** DATA FOR REVIEW **
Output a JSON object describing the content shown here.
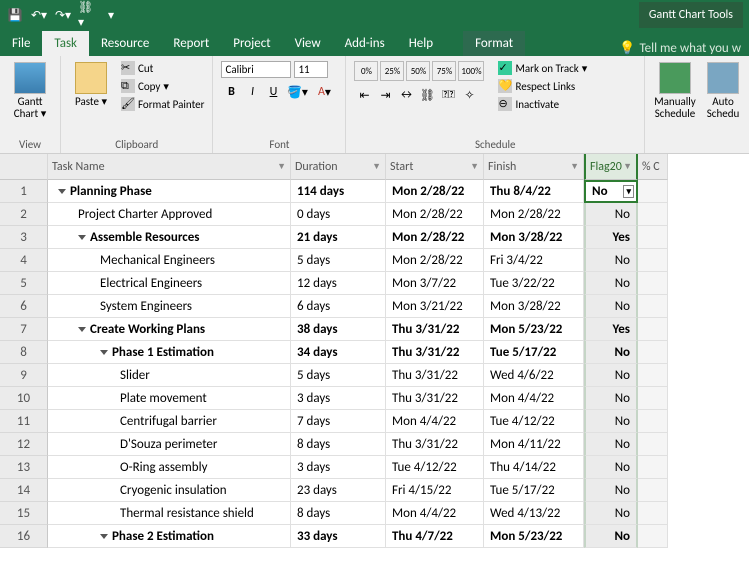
{
  "qat": {
    "context_title": "Gantt Chart Tools"
  },
  "tabs": {
    "file": "File",
    "task": "Task",
    "resource": "Resource",
    "report": "Report",
    "project": "Project",
    "view": "View",
    "addins": "Add-ins",
    "help": "Help",
    "format": "Format",
    "tellme": "Tell me what you w"
  },
  "ribbon": {
    "view": {
      "gantt": "Gantt Chart",
      "label": "View"
    },
    "clipboard": {
      "paste": "Paste",
      "cut": "Cut",
      "copy": "Copy",
      "format_painter": "Format Painter",
      "label": "Clipboard"
    },
    "font": {
      "face": "Calibri",
      "size": "11",
      "label": "Font"
    },
    "schedule": {
      "p0": "0%",
      "p25": "25%",
      "p50": "50%",
      "p75": "75%",
      "p100": "100%",
      "mark": "Mark on Track",
      "respect": "Respect Links",
      "inactivate": "Inactivate",
      "label": "Schedule"
    },
    "tasks_group": {
      "manual": "Manually Schedule",
      "auto": "Auto Schedu"
    }
  },
  "columns": {
    "taskname": "Task Name",
    "duration": "Duration",
    "start": "Start",
    "finish": "Finish",
    "flag": "Flag20",
    "percent": "% C"
  },
  "rows": [
    {
      "n": 1,
      "bold": true,
      "indent": 1,
      "toggle": true,
      "name": "Planning Phase",
      "dur": "114 days",
      "start": "Mon 2/28/22",
      "finish": "Thu 8/4/22",
      "flag": "No",
      "selected": true
    },
    {
      "n": 2,
      "bold": false,
      "indent": 2,
      "toggle": false,
      "name": "Project Charter Approved",
      "dur": "0 days",
      "start": "Mon 2/28/22",
      "finish": "Mon 2/28/22",
      "flag": "No"
    },
    {
      "n": 3,
      "bold": true,
      "indent": 2,
      "toggle": true,
      "name": "Assemble Resources",
      "dur": "21 days",
      "start": "Mon 2/28/22",
      "finish": "Mon 3/28/22",
      "flag": "Yes"
    },
    {
      "n": 4,
      "bold": false,
      "indent": 3,
      "toggle": false,
      "name": "Mechanical Engineers",
      "dur": "5 days",
      "start": "Mon 2/28/22",
      "finish": "Fri 3/4/22",
      "flag": "No"
    },
    {
      "n": 5,
      "bold": false,
      "indent": 3,
      "toggle": false,
      "name": "Electrical Engineers",
      "dur": "12 days",
      "start": "Mon 3/7/22",
      "finish": "Tue 3/22/22",
      "flag": "No"
    },
    {
      "n": 6,
      "bold": false,
      "indent": 3,
      "toggle": false,
      "name": "System Engineers",
      "dur": "6 days",
      "start": "Mon 3/21/22",
      "finish": "Mon 3/28/22",
      "flag": "No"
    },
    {
      "n": 7,
      "bold": true,
      "indent": 2,
      "toggle": true,
      "name": "Create Working Plans",
      "dur": "38 days",
      "start": "Thu 3/31/22",
      "finish": "Mon 5/23/22",
      "flag": "Yes"
    },
    {
      "n": 8,
      "bold": true,
      "indent": 3,
      "toggle": true,
      "name": "Phase 1 Estimation",
      "dur": "34 days",
      "start": "Thu 3/31/22",
      "finish": "Tue 5/17/22",
      "flag": "No"
    },
    {
      "n": 9,
      "bold": false,
      "indent": 4,
      "toggle": false,
      "name": "Slider",
      "dur": "5 days",
      "start": "Thu 3/31/22",
      "finish": "Wed 4/6/22",
      "flag": "No"
    },
    {
      "n": 10,
      "bold": false,
      "indent": 4,
      "toggle": false,
      "name": "Plate movement",
      "dur": "3 days",
      "start": "Thu 3/31/22",
      "finish": "Mon 4/4/22",
      "flag": "No"
    },
    {
      "n": 11,
      "bold": false,
      "indent": 4,
      "toggle": false,
      "name": "Centrifugal barrier",
      "dur": "7 days",
      "start": "Mon 4/4/22",
      "finish": "Tue 4/12/22",
      "flag": "No"
    },
    {
      "n": 12,
      "bold": false,
      "indent": 4,
      "toggle": false,
      "name": "D'Souza perimeter",
      "dur": "8 days",
      "start": "Thu 3/31/22",
      "finish": "Mon 4/11/22",
      "flag": "No"
    },
    {
      "n": 13,
      "bold": false,
      "indent": 4,
      "toggle": false,
      "name": "O-Ring assembly",
      "dur": "3 days",
      "start": "Tue 4/12/22",
      "finish": "Thu 4/14/22",
      "flag": "No"
    },
    {
      "n": 14,
      "bold": false,
      "indent": 4,
      "toggle": false,
      "name": "Cryogenic insulation",
      "dur": "23 days",
      "start": "Fri 4/15/22",
      "finish": "Tue 5/17/22",
      "flag": "No"
    },
    {
      "n": 15,
      "bold": false,
      "indent": 4,
      "toggle": false,
      "name": "Thermal resistance shield",
      "dur": "8 days",
      "start": "Mon 4/4/22",
      "finish": "Wed 4/13/22",
      "flag": "No"
    },
    {
      "n": 16,
      "bold": true,
      "indent": 3,
      "toggle": true,
      "name": "Phase 2 Estimation",
      "dur": "33 days",
      "start": "Thu 4/7/22",
      "finish": "Mon 5/23/22",
      "flag": "No"
    }
  ]
}
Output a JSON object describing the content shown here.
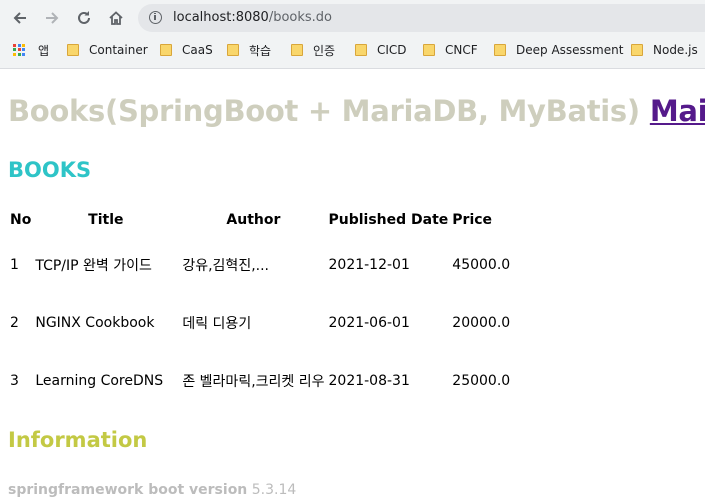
{
  "browser": {
    "url_host": "localhost:8080",
    "url_path": "/books.do",
    "bookmarks": [
      {
        "label": "앱",
        "icon": "apps-grid-icon"
      },
      {
        "label": "Container",
        "icon": "folder-icon"
      },
      {
        "label": "CaaS",
        "icon": "folder-icon"
      },
      {
        "label": "학습",
        "icon": "folder-icon"
      },
      {
        "label": "인증",
        "icon": "folder-icon"
      },
      {
        "label": "CICD",
        "icon": "folder-icon"
      },
      {
        "label": "CNCF",
        "icon": "folder-icon"
      },
      {
        "label": "Deep Assessment",
        "icon": "folder-icon"
      },
      {
        "label": "Node.js",
        "icon": "folder-icon"
      }
    ]
  },
  "page": {
    "title": "Books(SpringBoot + MariaDB, MyBatis)",
    "main_link": "Main",
    "books_heading": "BOOKS",
    "table": {
      "headers": [
        "No",
        "Title",
        "Author",
        "Published Date",
        "Price"
      ],
      "rows": [
        {
          "no": "1",
          "title": "TCP/IP 완벽 가이드",
          "author": "강유,김혁진,...",
          "date": "2021-12-01",
          "price": "45000.0"
        },
        {
          "no": "2",
          "title": "NGINX Cookbook",
          "author": "데릭 디용기",
          "date": "2021-06-01",
          "price": "20000.0"
        },
        {
          "no": "3",
          "title": "Learning CoreDNS",
          "author": "존 벨라마릭,크리켓 리우",
          "date": "2021-08-31",
          "price": "25000.0"
        }
      ]
    },
    "info_heading": "Information",
    "version_label": "springframework boot version",
    "version_value": "5.3.14"
  },
  "colors": {
    "title": "#cecebd",
    "books_heading": "#2ec4c7",
    "info_heading": "#c3c944",
    "link": "#551a8b"
  }
}
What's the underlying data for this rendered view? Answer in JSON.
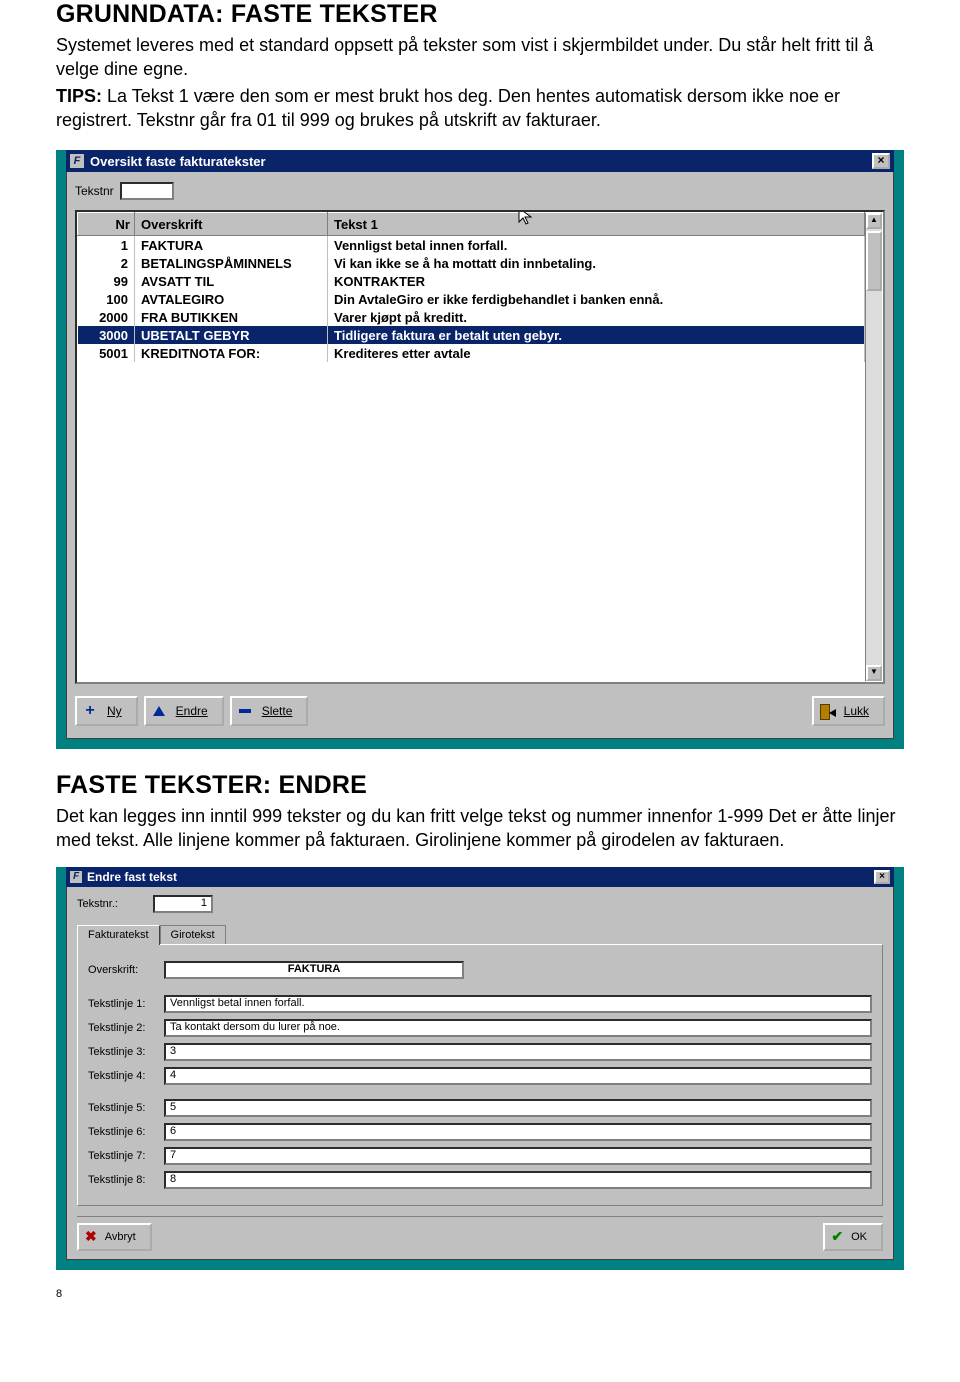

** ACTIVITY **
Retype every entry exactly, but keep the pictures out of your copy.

** ANSWER FOR THIS EXERCISE **
Output a JSON object describing the content shown here.
{
  "qat": {
    "context_title": "Gantt Chart Tools"
  },
  "tabs": {
    "file": "File",
    "task": "Task",
    "resource": "Resource",
    "report": "Report",
    "project": "Project",
    "view": "View",
    "addins": "Add-ins",
    "help": "Help",
    "format": "Format",
    "tellme": "Tell me what you w"
  },
  "ribbon": {
    "view": {
      "gantt": "Gantt Chart",
      "label": "View"
    },
    "clipboard": {
      "paste": "Paste",
      "cut": "Cut",
      "copy": "Copy",
      "format_painter": "Format Painter",
      "label": "Clipboard"
    },
    "font": {
      "face": "Calibri",
      "size": "11",
      "label": "Font"
    },
    "schedule": {
      "p0": "0%",
      "p25": "25%",
      "p50": "50%",
      "p75": "75%",
      "p100": "100%",
      "mark": "Mark on Track",
      "respect": "Respect Links",
      "inactivate": "Inactivate",
      "label": "Schedule"
    },
    "tasks_group": {
      "manual": "Manually Schedule",
      "auto": "Auto Schedu"
    }
  },
  "columns": {
    "taskname": "Task Name",
    "duration": "Duration",
    "start": "Start",
    "finish": "Finish",
    "flag": "Flag20",
    "percent": "% C"
  },
  "rows": [
    {
      "n": 1,
      "bold": true,
      "indent": 1,
      "toggle": true,
      "name": "Planning Phase",
      "dur": "114 days",
      "start": "Mon 2/28/22",
      "finish": "Thu 8/4/22",
      "flag": "No",
      "selected": true
    },
    {
      "n": 2,
      "bold": false,
      "indent": 2,
      "toggle": false,
      "name": "Project Charter Approved",
      "dur": "0 days",
      "start": "Mon 2/28/22",
      "finish": "Mon 2/28/22",
      "flag": "No"
    },
    {
      "n": 3,
      "bold": true,
      "indent": 2,
      "toggle": true,
      "name": "Assemble Resources",
      "dur": "21 days",
      "start": "Mon 2/28/22",
      "finish": "Mon 3/28/22",
      "flag": "Yes"
    },
    {
      "n": 4,
      "bold": false,
      "indent": 3,
      "toggle": false,
      "name": "Mechanical Engineers",
      "dur": "5 days",
      "start": "Mon 2/28/22",
      "finish": "Fri 3/4/22",
      "flag": "No"
    },
    {
      "n": 5,
      "bold": false,
      "indent": 3,
      "toggle": false,
      "name": "Electrical Engineers",
      "dur": "12 days",
      "start": "Mon 3/7/22",
      "finish": "Tue 3/22/22",
      "flag": "No"
    },
    {
      "n": 6,
      "bold": false,
      "indent": 3,
      "toggle": false,
      "name": "System Engineers",
      "dur": "6 days",
      "start": "Mon 3/21/22",
      "finish": "Mon 3/28/22",
      "flag": "No"
    },
    {
      "n": 7,
      "bold": true,
      "indent": 2,
      "toggle": true,
      "name": "Create Working Plans",
      "dur": "38 days",
      "start": "Thu 3/31/22",
      "finish": "Mon 5/23/22",
      "flag": "Yes"
    },
    {
      "n": 8,
      "bold": true,
      "indent": 3,
      "toggle": true,
      "name": "Phase 1 Estimation",
      "dur": "34 days",
      "start": "Thu 3/31/22",
      "finish": "Tue 5/17/22",
      "flag": "No"
    },
    {
      "n": 9,
      "bold": false,
      "indent": 4,
      "toggle": false,
      "name": "Slider",
      "dur": "5 days",
      "start": "Thu 3/31/22",
      "finish": "Wed 4/6/22",
      "flag": "No"
    },
    {
      "n": 10,
      "bold": false,
      "indent": 4,
      "toggle": false,
      "name": "Plate movement",
      "dur": "3 days",
      "start": "Thu 3/31/22",
      "finish": "Mon 4/4/22",
      "flag": "No"
    },
    {
      "n": 11,
      "bold": false,
      "indent": 4,
      "toggle": false,
      "name": "Centrifugal barrier",
      "dur": "7 days",
      "start": "Mon 4/4/22",
      "finish": "Tue 4/12/22",
      "flag": "No"
    },
    {
      "n": 12,
      "bold": false,
      "indent": 4,
      "toggle": false,
      "name": "D'Souza perimeter",
      "dur": "8 days",
      "start": "Thu 3/31/22",
      "finish": "Mon 4/11/22",
      "flag": "No"
    },
    {
      "n": 13,
      "bold": false,
      "indent": 4,
      "toggle": false,
      "name": "O-Ring assembly",
      "dur": "3 days",
      "start": "Tue 4/12/22",
      "finish": "Thu 4/14/22",
      "flag": "No"
    },
    {
      "n": 14,
      "bold": false,
      "indent": 4,
      "toggle": false,
      "name": "Cryogenic insulation",
      "dur": "23 days",
      "start": "Fri 4/15/22",
      "finish": "Tue 5/17/22",
      "flag": "No"
    },
    {
      "n": 15,
      "bold": false,
      "indent": 4,
      "toggle": false,
      "name": "Thermal resistance shield",
      "dur": "8 days",
      "start": "Mon 4/4/22",
      "finish": "Wed 4/13/22",
      "flag": "No"
    },
    {
      "n": 16,
      "bold": true,
      "indent": 3,
      "toggle": true,
      "name": "Phase 2 Estimation",
      "dur": "33 days",
      "start": "Thu 4/7/22",
      "finish": "Mon 5/23/22",
      "flag": "No"
    }
  ]
}
Output a JSON object describing the content shown here.
{
  "browser": {
    "url_host": "localhost:8080",
    "url_path": "/books.do",
    "bookmarks": [
      {
        "label": "앱",
        "icon": "apps-grid-icon"
      },
      {
        "label": "Container",
        "icon": "folder-icon"
      },
      {
        "label": "CaaS",
        "icon": "folder-icon"
      },
      {
        "label": "학습",
        "icon": "folder-icon"
      },
      {
        "label": "인증",
        "icon": "folder-icon"
      },
      {
        "label": "CICD",
        "icon": "folder-icon"
      },
      {
        "label": "CNCF",
        "icon": "folder-icon"
      },
      {
        "label": "Deep Assessment",
        "icon": "folder-icon"
      },
      {
        "label": "Node.js",
        "icon": "folder-icon"
      }
    ]
  },
  "page": {
    "title": "Books(SpringBoot + MariaDB, MyBatis)",
    "main_link": "Main",
    "books_heading": "BOOKS",
    "table": {
      "headers": [
        "No",
        "Title",
        "Author",
        "Published Date",
        "Price"
      ],
      "rows": [
        {
          "no": "1",
          "title": "TCP/IP 완벽 가이드",
          "author": "강유,김혁진,...",
          "date": "2021-12-01",
          "price": "45000.0"
        },
        {
          "no": "2",
          "title": "NGINX Cookbook",
          "author": "데릭 디용기",
          "date": "2021-06-01",
          "price": "20000.0"
        },
        {
          "no": "3",
          "title": "Learning CoreDNS",
          "author": "존 벨라마릭,크리켓 리우",
          "date": "2021-08-31",
          "price": "25000.0"
        }
      ]
    },
    "info_heading": "Information",
    "version_label": "springframework boot version",
    "version_value": "5.3.14"
  },
  "colors": {
    "title": "#cecebd",
    "books_heading": "#2ec4c7",
    "info_heading": "#c3c944",
    "link": "#551a8b"
  }
}
What's the underlying data for this rendered view? Answer in JSON.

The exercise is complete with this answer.